Southern Hemisphere countries do little to promote fruit in China, report says
The agency analyzed the Chinese market promotions of countries that compete with the U.S. in food exports. Among those countries were Argentina, Australia, Brazil, Chile, South Africa and New Zealand.
Most countries’ promotional efforts focused on wine and other agricultural exports, such as meat and dairy. But Brazil aims to capitalize on China’s interest in its stone fruit. And the Chilean Fresh Fruit Association participates in trade shows, the report said. ProChile focuses its efforts on small- and medium-size enterprises.
China’s fruit imports continue to grow despite the relative lack of promotion, the report said. Chile is the top exporter from the Southern Hemisphere, followed by South Africa and New Zealand, it said.

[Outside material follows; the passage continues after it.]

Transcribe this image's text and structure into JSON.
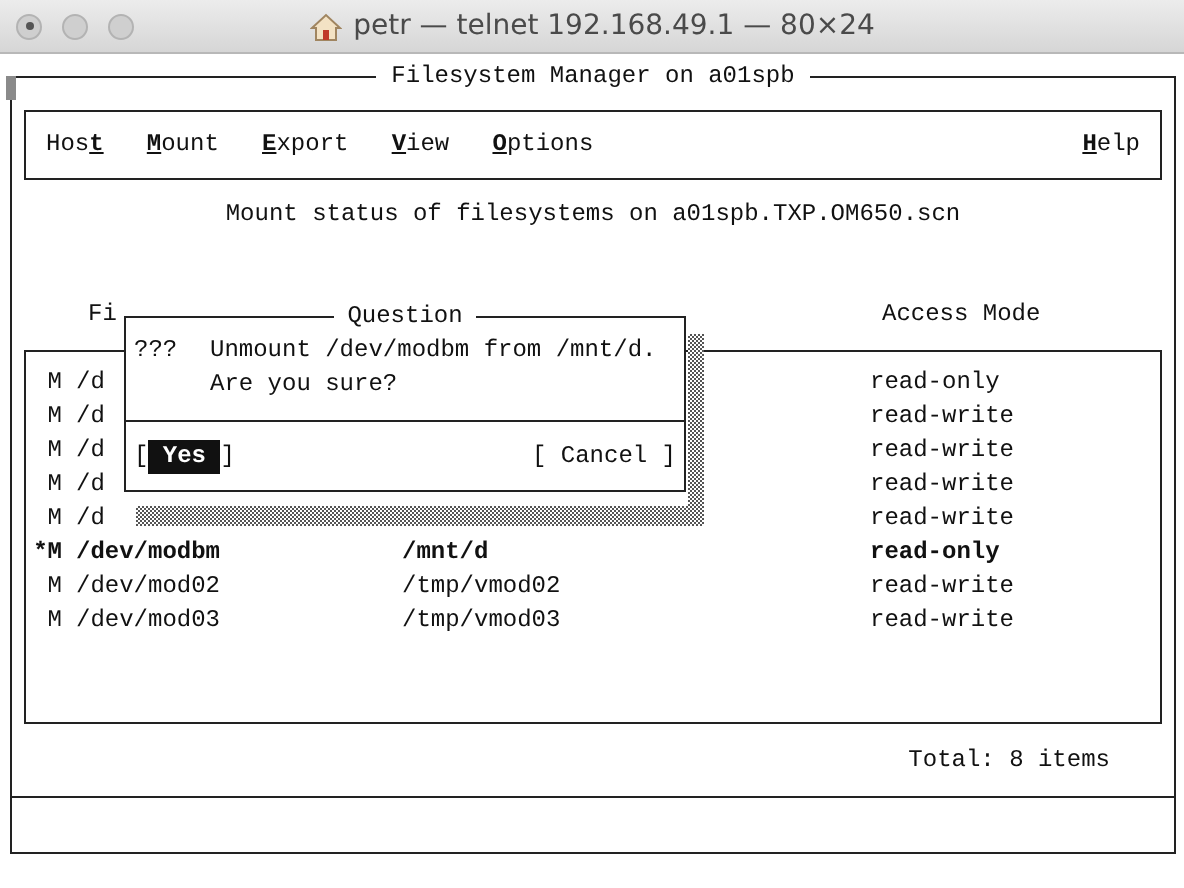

China’s apple and pear imports have jumped to US $54 million in 2006 from US $25 million in 2009. In the same time period, Chile replaced New Zealand as an off-season provider of the fruits, because of its lower labor costs. In 2000, New Zealand had 50% of the market, in 2009, it had 0%. Argentina and Brazil may start shipping apples and pears to China in the next few years, the report said.
The U.S. and Chile have 80% to 90% of the grape market in China, which is improving its internal cold transport to better move its home-grown grapes around the country. Peru, a relative newcomer, has about 5% of this market, the report said.
Chilean stone fruit–mainly cherries-- also has a big foothold in China, whose overall imports of stone fruit have increased to US $55 million in 2009 from US $15 million in 2007. Similarly, Chilean stone fruit exports to China have skyrocketed to US $40 million in 2009 from less than US $1 million in 2006. Chile is able to deliver cherries in time for the Chinese New Year in January or February.